The Charleston Harbor deepening project has been allocated $17.5 million in federal funding, enabling construction to begin this fall as scheduled.
The project will deepen Charleston Harbor to 52 feet. It is estimated to cost $509 million; the state already set aside $300 million for it. The federal dollars bring the full amount of allocated funds to $317.5 million — roughly $192 million short of the total cost.
The federal dollars are crucial, though; construction could not begin this year without them.
“The significance of this funding for the timeline of our deepening project cannot be overstated — it is tremendous news for Charleston,” S.C. State Ports Authority President and CEO Jim Newsome said in a news release.
Port officials expect to have the deepest harbor on the East Coast by the end of the decade. Because the expansion of the Panama Canal has been completed, the port wants to complete the project quickly so it can handle the bigger ships already being deployed.
The port handled its largest ship to date, the 13,000-TEU Cosco Development, earlier this month.

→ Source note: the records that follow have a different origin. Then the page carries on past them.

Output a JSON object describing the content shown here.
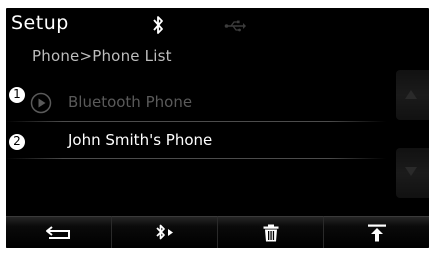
{
  "screen": {
    "title": "Setup",
    "status_icons": [
      "bluetooth-icon",
      "usb-icon"
    ],
    "breadcrumb": "Phone>Phone List"
  },
  "phone_list": {
    "items": [
      {
        "label": "Bluetooth Phone",
        "state": "disabled",
        "icon": "play-circle-icon"
      },
      {
        "label": "John Smith's Phone",
        "state": "active"
      }
    ]
  },
  "scroll": {
    "up_icon": "arrow-up-icon",
    "down_icon": "arrow-down-icon"
  },
  "bottom_buttons": [
    {
      "name": "back",
      "icon": "back-arrow-icon"
    },
    {
      "name": "bluetooth-connect",
      "icon": "bluetooth-play-icon"
    },
    {
      "name": "delete",
      "icon": "trash-icon"
    },
    {
      "name": "home",
      "icon": "upload-arrow-icon"
    }
  ],
  "callouts": [
    "1",
    "2"
  ],
  "colors": {
    "screen_bg": "#000000",
    "title": "#ffffff",
    "breadcrumb": "#bdbdbd",
    "disabled_text": "#5a5a5a",
    "active_text": "#ffffff"
  }
}
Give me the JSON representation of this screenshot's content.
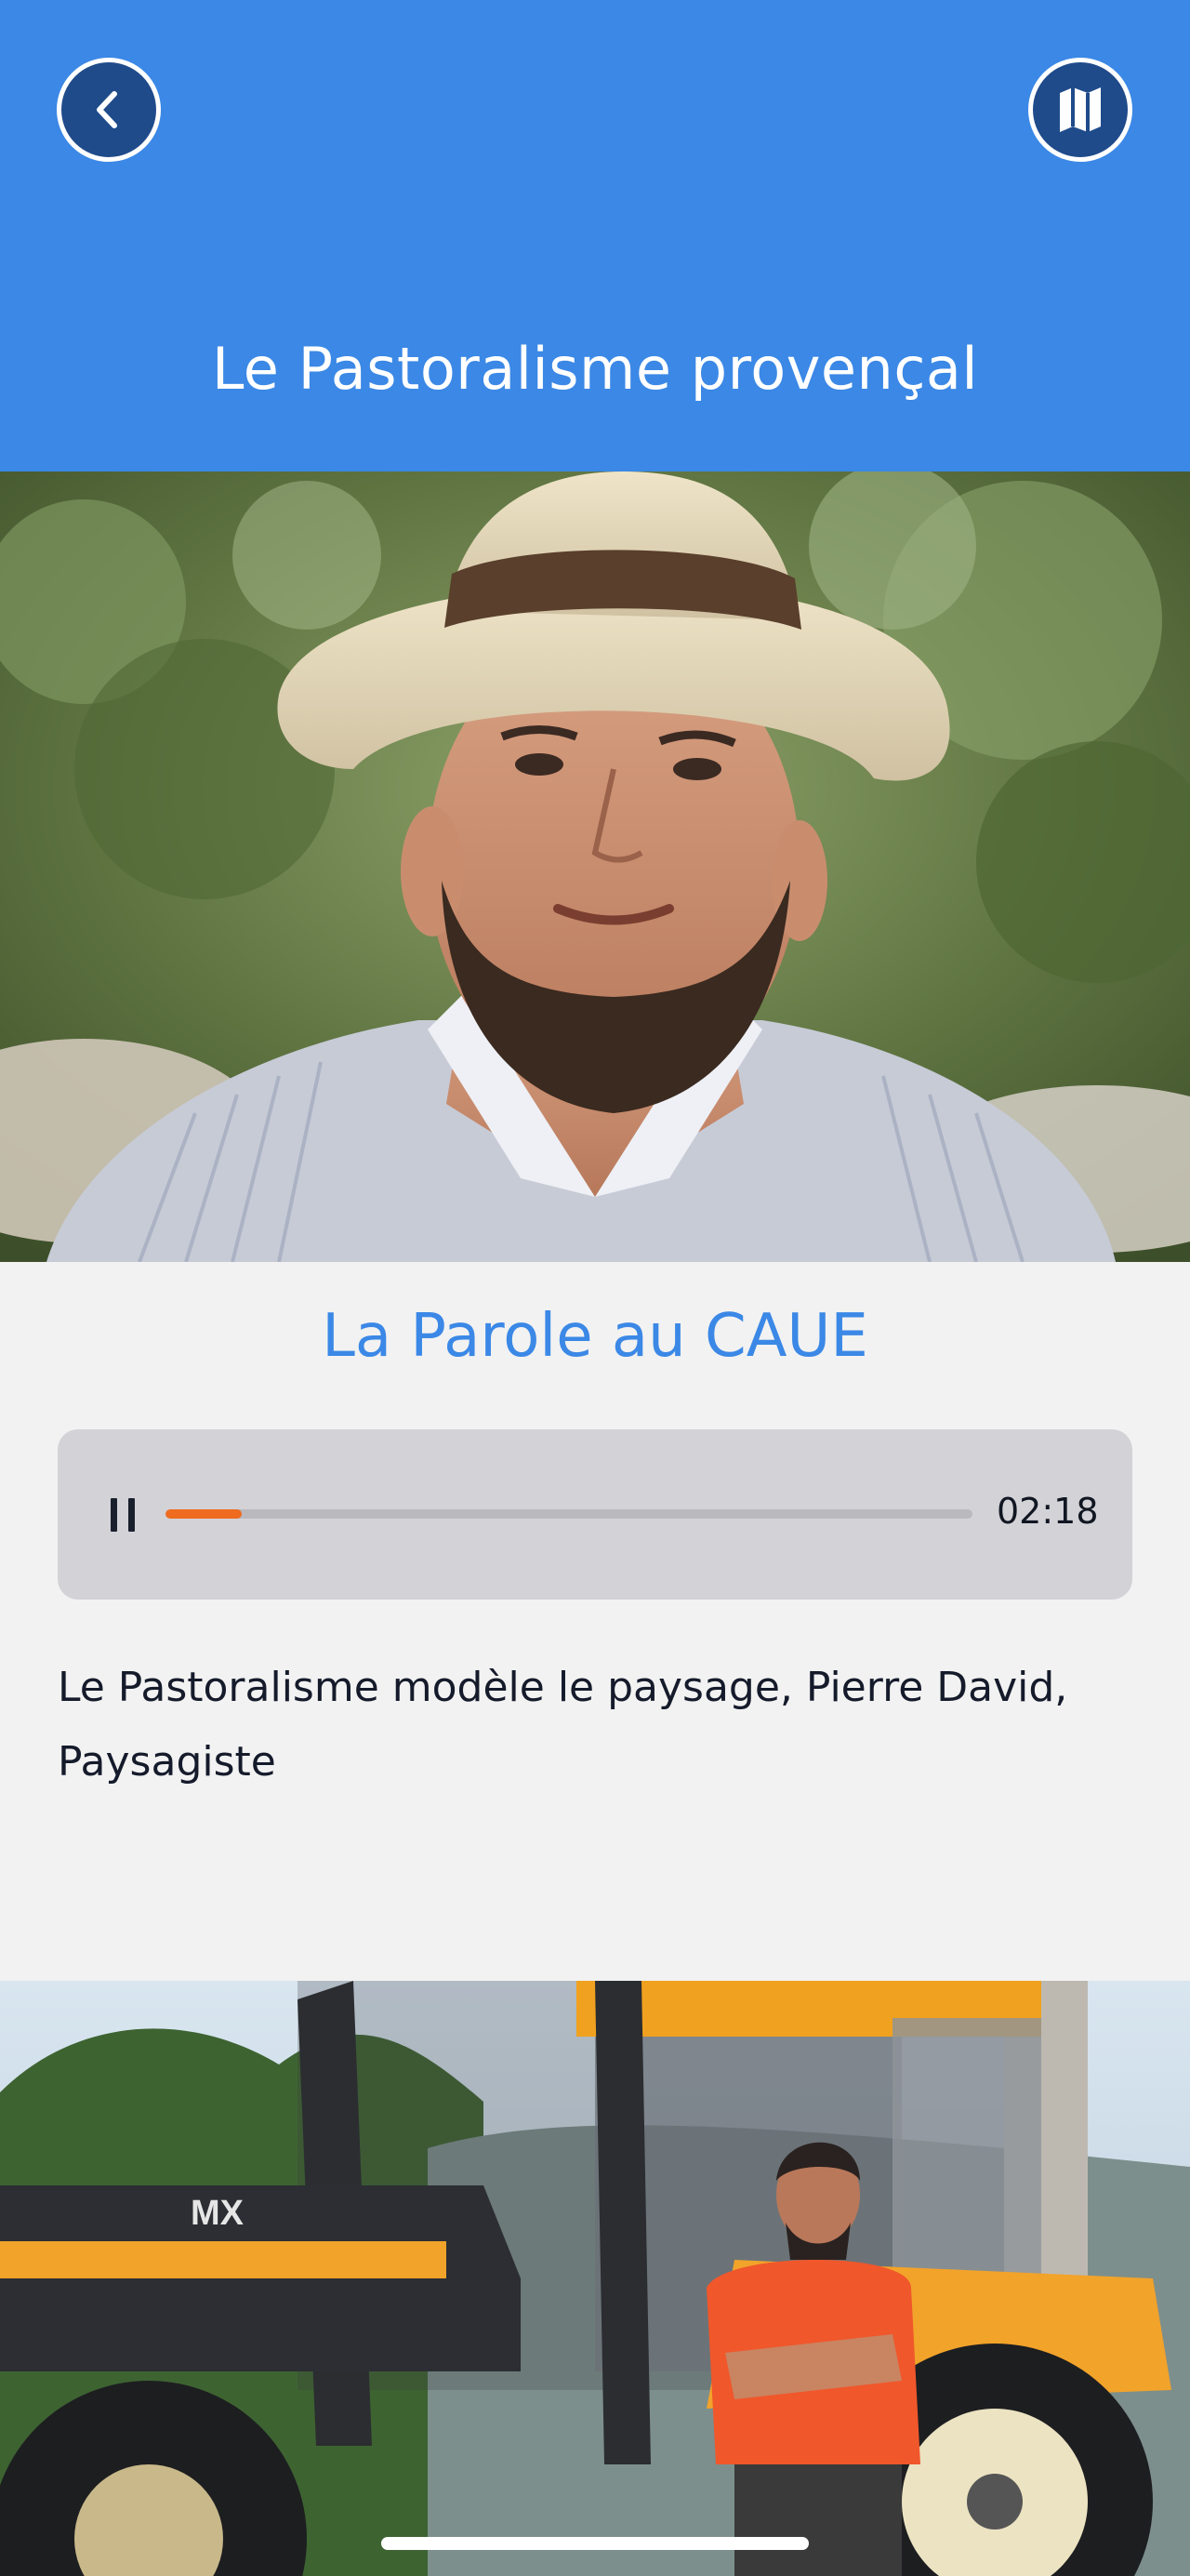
{
  "header": {
    "title": "Le Pastoralisme provençal",
    "background_color": "#3b88e6",
    "back_button_icon": "chevron-left-icon",
    "map_button_icon": "map-icon"
  },
  "section": {
    "title": "La Parole au CAUE"
  },
  "audio_player": {
    "state": "playing",
    "pause_icon": "pause-icon",
    "time_display": "02:18",
    "progress_fraction": 0.095,
    "progress_color": "#ef6b1f"
  },
  "description": "Le Pastoralisme modèle le paysage, Pierre David, Paysagiste",
  "images": [
    {
      "subject": "man-wearing-straw-hat-photo"
    },
    {
      "subject": "man-standing-by-tractor-photo"
    }
  ]
}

Newsome said more ships of that size are headed for the Port of Charleston.
With a 52-foot-deep harbor, the port will be able to handle the larger containerships fully loaded without tidal restriction, the ports authority said.
Board members, S.C. legislators and business leaders from across the state applauded the funding news, saying a deeper harbor will support business growth statewide for decades to come.
“The business community is incredibly grateful that our congressional delegation has kept the Charleston Harbor deepening project on track,” S.C. Chamber of Commerce CEO Ted Pitts said in a news release. “With one in 11 jobs tied to the port’s $53 billion annual economic impact, today’s announcement is great news for our businesses.”
The port also received $16.1 million in operations and maintenance dollars, which will enable routine maintenance dredging needed before the deepening work can begin.